WHAT IS NEEDED -
Read each line of the material and note whether it contains "this". Give the number of such lines and nothing else.

INFORMATION -
◆ ◆ ◆ ◆ ◆ ◆ ◆

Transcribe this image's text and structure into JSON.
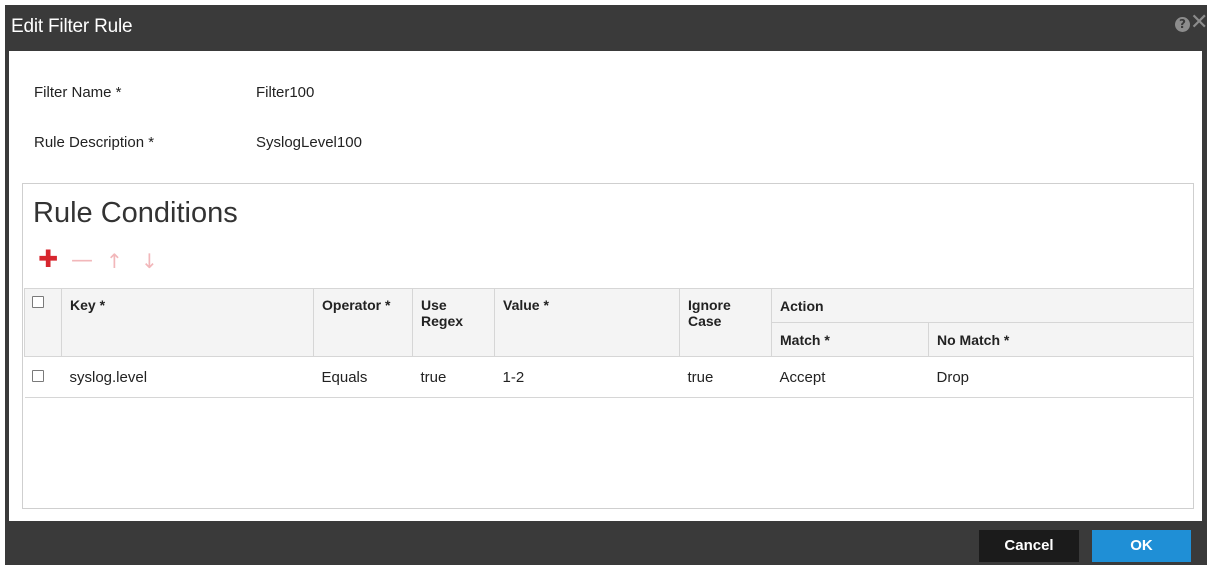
{
  "dialog": {
    "title": "Edit Filter Rule",
    "help_glyph": "?",
    "close_glyph": "✕"
  },
  "form": {
    "filter_name_label": "Filter Name *",
    "filter_name_value": "Filter100",
    "rule_description_label": "Rule Description *",
    "rule_description_value": "SyslogLevel100"
  },
  "rule_conditions": {
    "title": "Rule Conditions",
    "toolbar": {
      "add_glyph": "✚",
      "remove_glyph": "—",
      "move_up_glyph": "↑",
      "move_down_glyph": "↓"
    },
    "columns": {
      "key": "Key *",
      "operator": "Operator *",
      "use_regex": "Use Regex",
      "value": "Value *",
      "ignore_case": "Ignore Case",
      "action": "Action",
      "match": "Match *",
      "no_match": "No Match *"
    },
    "rows": [
      {
        "key": "syslog.level",
        "operator": "Equals",
        "use_regex": "true",
        "value": "1-2",
        "ignore_case": "true",
        "match": "Accept",
        "no_match": "Drop"
      }
    ]
  },
  "footer": {
    "cancel_label": "Cancel",
    "ok_label": "OK"
  },
  "colors": {
    "titlebar": "#3a3a3a",
    "add_accent": "#d7262e",
    "ok_button": "#1f8fd6",
    "cancel_button": "#1b1b1b"
  }
}
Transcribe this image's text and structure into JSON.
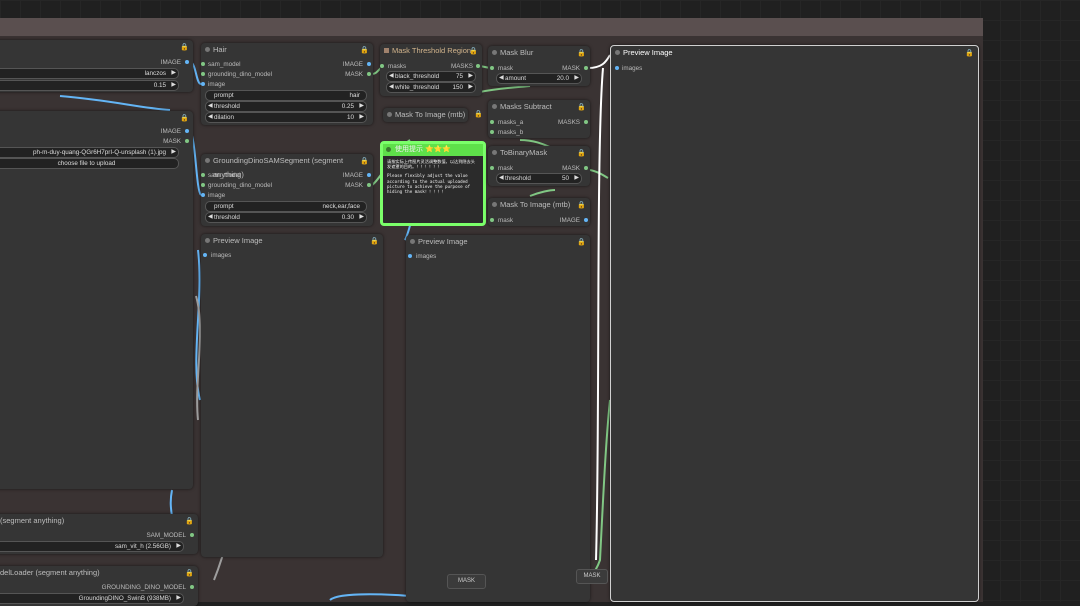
{
  "colors": {
    "image_slot": "#64b5f6",
    "mask_slot": "#81c784",
    "model_slot": "#aaaaaa",
    "lock": "#e2b33b",
    "note_border": "#7bff6a"
  },
  "node_left_top": {
    "out_image": "IMAGE",
    "out_mask": "MASK",
    "w_upscale": "lanczos",
    "w_scale": "0.15"
  },
  "node_load_image": {
    "out_image": "IMAGE",
    "out_mask": "MASK",
    "w_image": "ph-m-duy-quang-QGr6H7prI-Q-unsplash (1).jpg",
    "w_upload": "choose file to upload"
  },
  "node_sam_loader": {
    "title": "(segment anything)",
    "out": "SAM_MODEL",
    "w_model": "sam_vit_h (2.56GB)"
  },
  "node_dino_loader": {
    "title": "delLoader (segment anything)",
    "out": "GROUNDING_DINO_MODEL",
    "w_model": "GroundingDINO_SwinB (938MB)"
  },
  "node_hair": {
    "title": "Hair",
    "in_sam": "sam_model",
    "in_dino": "grounding_dino_model",
    "in_image": "image",
    "out_image": "IMAGE",
    "out_mask": "MASK",
    "prompt_label": "prompt",
    "prompt_value": "hair",
    "threshold_label": "threshold",
    "threshold_value": "0.25",
    "dilation_label": "dilation",
    "dilation_value": "10"
  },
  "node_gdsam": {
    "title": "GroundingDinoSAMSegment (segment anything)",
    "in_sam": "sam_model",
    "in_dino": "grounding_dino_model",
    "in_image": "image",
    "out_image": "IMAGE",
    "out_mask": "MASK",
    "prompt_label": "prompt",
    "prompt_value": "neck,ear,face",
    "threshold_label": "threshold",
    "threshold_value": "0.30"
  },
  "node_preview1": {
    "title": "Preview Image",
    "in_images": "images"
  },
  "node_mask_threshold": {
    "title": "Mask Threshold Region",
    "in_masks": "masks",
    "out_masks": "MASKS",
    "black_label": "black_threshold",
    "black_value": "75",
    "white_label": "white_threshold",
    "white_value": "150"
  },
  "node_mask_to_image1": {
    "title": "Mask To Image (mtb)"
  },
  "node_note": {
    "title": "使用提示 ⭐⭐⭐",
    "text_cn": "请按实际上传图片灵活调整数值，以达到隐去头发遮罩的目的。！！！！！！",
    "text_en": "Please flexibly adjust the value according to the actual uploaded picture to achieve the purpose of hiding the mask！！！！！"
  },
  "node_preview2": {
    "title": "Preview Image",
    "in_images": "images"
  },
  "node_mask_blur": {
    "title": "Mask Blur",
    "in_mask": "mask",
    "out_mask": "MASK",
    "amount_label": "amount",
    "amount_value": "20.0"
  },
  "node_masks_subtract": {
    "title": "Masks Subtract",
    "in_a": "masks_a",
    "in_b": "masks_b",
    "out": "MASKS"
  },
  "node_to_binary": {
    "title": "ToBinaryMask",
    "in_mask": "mask",
    "out_mask": "MASK",
    "threshold_label": "threshold",
    "threshold_value": "50"
  },
  "node_mask_to_image2": {
    "title": "Mask To Image (mtb)",
    "in_mask": "mask",
    "out_image": "IMAGE"
  },
  "node_preview_main": {
    "title": "Preview Image",
    "in_images": "images"
  },
  "reroute1": "MASK",
  "reroute2": "MASK"
}
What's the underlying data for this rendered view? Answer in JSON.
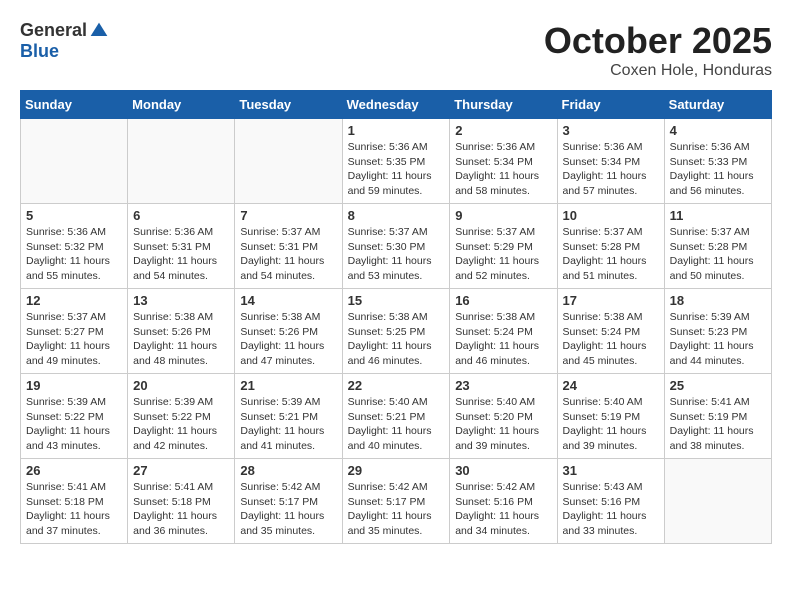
{
  "logo": {
    "general": "General",
    "blue": "Blue"
  },
  "title": "October 2025",
  "subtitle": "Coxen Hole, Honduras",
  "days_of_week": [
    "Sunday",
    "Monday",
    "Tuesday",
    "Wednesday",
    "Thursday",
    "Friday",
    "Saturday"
  ],
  "weeks": [
    [
      {
        "day": "",
        "info": ""
      },
      {
        "day": "",
        "info": ""
      },
      {
        "day": "",
        "info": ""
      },
      {
        "day": "1",
        "info": "Sunrise: 5:36 AM\nSunset: 5:35 PM\nDaylight: 11 hours\nand 59 minutes."
      },
      {
        "day": "2",
        "info": "Sunrise: 5:36 AM\nSunset: 5:34 PM\nDaylight: 11 hours\nand 58 minutes."
      },
      {
        "day": "3",
        "info": "Sunrise: 5:36 AM\nSunset: 5:34 PM\nDaylight: 11 hours\nand 57 minutes."
      },
      {
        "day": "4",
        "info": "Sunrise: 5:36 AM\nSunset: 5:33 PM\nDaylight: 11 hours\nand 56 minutes."
      }
    ],
    [
      {
        "day": "5",
        "info": "Sunrise: 5:36 AM\nSunset: 5:32 PM\nDaylight: 11 hours\nand 55 minutes."
      },
      {
        "day": "6",
        "info": "Sunrise: 5:36 AM\nSunset: 5:31 PM\nDaylight: 11 hours\nand 54 minutes."
      },
      {
        "day": "7",
        "info": "Sunrise: 5:37 AM\nSunset: 5:31 PM\nDaylight: 11 hours\nand 54 minutes."
      },
      {
        "day": "8",
        "info": "Sunrise: 5:37 AM\nSunset: 5:30 PM\nDaylight: 11 hours\nand 53 minutes."
      },
      {
        "day": "9",
        "info": "Sunrise: 5:37 AM\nSunset: 5:29 PM\nDaylight: 11 hours\nand 52 minutes."
      },
      {
        "day": "10",
        "info": "Sunrise: 5:37 AM\nSunset: 5:28 PM\nDaylight: 11 hours\nand 51 minutes."
      },
      {
        "day": "11",
        "info": "Sunrise: 5:37 AM\nSunset: 5:28 PM\nDaylight: 11 hours\nand 50 minutes."
      }
    ],
    [
      {
        "day": "12",
        "info": "Sunrise: 5:37 AM\nSunset: 5:27 PM\nDaylight: 11 hours\nand 49 minutes."
      },
      {
        "day": "13",
        "info": "Sunrise: 5:38 AM\nSunset: 5:26 PM\nDaylight: 11 hours\nand 48 minutes."
      },
      {
        "day": "14",
        "info": "Sunrise: 5:38 AM\nSunset: 5:26 PM\nDaylight: 11 hours\nand 47 minutes."
      },
      {
        "day": "15",
        "info": "Sunrise: 5:38 AM\nSunset: 5:25 PM\nDaylight: 11 hours\nand 46 minutes."
      },
      {
        "day": "16",
        "info": "Sunrise: 5:38 AM\nSunset: 5:24 PM\nDaylight: 11 hours\nand 46 minutes."
      },
      {
        "day": "17",
        "info": "Sunrise: 5:38 AM\nSunset: 5:24 PM\nDaylight: 11 hours\nand 45 minutes."
      },
      {
        "day": "18",
        "info": "Sunrise: 5:39 AM\nSunset: 5:23 PM\nDaylight: 11 hours\nand 44 minutes."
      }
    ],
    [
      {
        "day": "19",
        "info": "Sunrise: 5:39 AM\nSunset: 5:22 PM\nDaylight: 11 hours\nand 43 minutes."
      },
      {
        "day": "20",
        "info": "Sunrise: 5:39 AM\nSunset: 5:22 PM\nDaylight: 11 hours\nand 42 minutes."
      },
      {
        "day": "21",
        "info": "Sunrise: 5:39 AM\nSunset: 5:21 PM\nDaylight: 11 hours\nand 41 minutes."
      },
      {
        "day": "22",
        "info": "Sunrise: 5:40 AM\nSunset: 5:21 PM\nDaylight: 11 hours\nand 40 minutes."
      },
      {
        "day": "23",
        "info": "Sunrise: 5:40 AM\nSunset: 5:20 PM\nDaylight: 11 hours\nand 39 minutes."
      },
      {
        "day": "24",
        "info": "Sunrise: 5:40 AM\nSunset: 5:19 PM\nDaylight: 11 hours\nand 39 minutes."
      },
      {
        "day": "25",
        "info": "Sunrise: 5:41 AM\nSunset: 5:19 PM\nDaylight: 11 hours\nand 38 minutes."
      }
    ],
    [
      {
        "day": "26",
        "info": "Sunrise: 5:41 AM\nSunset: 5:18 PM\nDaylight: 11 hours\nand 37 minutes."
      },
      {
        "day": "27",
        "info": "Sunrise: 5:41 AM\nSunset: 5:18 PM\nDaylight: 11 hours\nand 36 minutes."
      },
      {
        "day": "28",
        "info": "Sunrise: 5:42 AM\nSunset: 5:17 PM\nDaylight: 11 hours\nand 35 minutes."
      },
      {
        "day": "29",
        "info": "Sunrise: 5:42 AM\nSunset: 5:17 PM\nDaylight: 11 hours\nand 35 minutes."
      },
      {
        "day": "30",
        "info": "Sunrise: 5:42 AM\nSunset: 5:16 PM\nDaylight: 11 hours\nand 34 minutes."
      },
      {
        "day": "31",
        "info": "Sunrise: 5:43 AM\nSunset: 5:16 PM\nDaylight: 11 hours\nand 33 minutes."
      },
      {
        "day": "",
        "info": ""
      }
    ]
  ]
}
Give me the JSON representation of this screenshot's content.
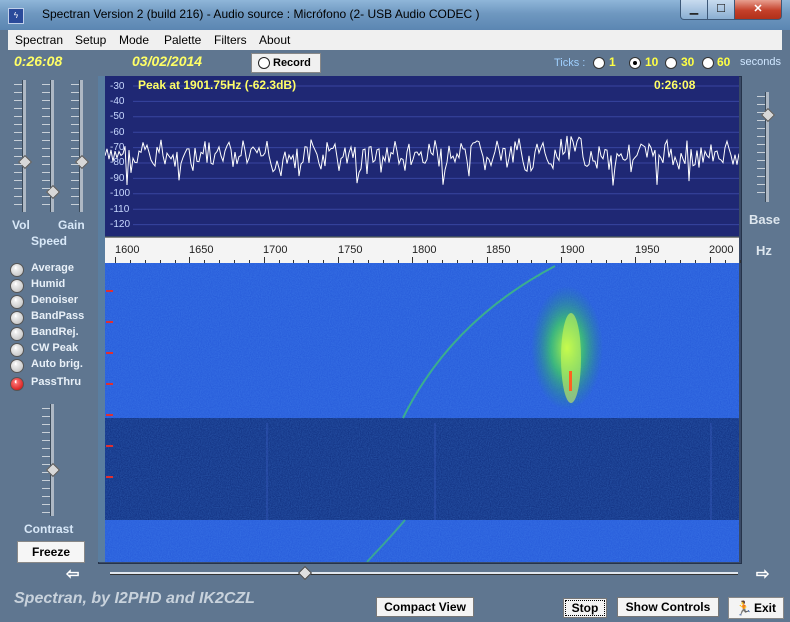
{
  "window": {
    "title": "Spectran Version 2 (build 216) - Audio source  :  Micrófono (2- USB Audio CODEC )",
    "minimize": "▁",
    "maximize": "☐",
    "close": "✕"
  },
  "menu": [
    "Spectran",
    "Setup",
    "Mode",
    "Palette",
    "Filters",
    "About"
  ],
  "controls": {
    "time": "0:26:08",
    "date": "03/02/2014",
    "record_label": "Record",
    "ticks_label": "Ticks :",
    "ticks": [
      {
        "value": "1",
        "selected": false
      },
      {
        "value": "10",
        "selected": true
      },
      {
        "value": "30",
        "selected": false
      },
      {
        "value": "60",
        "selected": false
      }
    ],
    "ticks_unit": "seconds"
  },
  "left_panel": {
    "vol_label": "Vol",
    "gain_label": "Gain",
    "speed_label": "Speed",
    "contrast_label": "Contrast",
    "freeze_label": "Freeze",
    "options": [
      {
        "label": "Average",
        "active": false
      },
      {
        "label": "Humid",
        "active": false
      },
      {
        "label": "Denoiser",
        "active": false
      },
      {
        "label": "BandPass",
        "active": false
      },
      {
        "label": "BandRej.",
        "active": false
      },
      {
        "label": "CW Peak",
        "active": false
      },
      {
        "label": "Auto brig.",
        "active": false
      },
      {
        "label": "PassThru",
        "active": true
      }
    ]
  },
  "spectrum": {
    "peak_text": "Peak at  1901.75Hz (-62.3dB)",
    "time": "0:26:08",
    "db_labels": [
      "-30",
      "-40",
      "-50",
      "-60",
      "-70",
      "-80",
      "-90",
      "-100",
      "-110",
      "-120"
    ]
  },
  "freq_axis": {
    "labels": [
      "1600",
      "1650",
      "1700",
      "1750",
      "1800",
      "1850",
      "1900",
      "1950",
      "2000"
    ]
  },
  "right_panel": {
    "base_label": "Base",
    "hz_label": "Hz"
  },
  "bottom": {
    "credit": "Spectran, by I2PHD and IK2CZL",
    "compact_view": "Compact View",
    "stop": "Stop",
    "show_controls": "Show Controls",
    "exit": "Exit"
  },
  "colors": {
    "spectrum_bg": "#1f2874",
    "waterfall_bg": "#1f4ecf",
    "label_yellow": "#ffff66"
  }
}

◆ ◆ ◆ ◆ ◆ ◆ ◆

YOUR RESPONSE -
4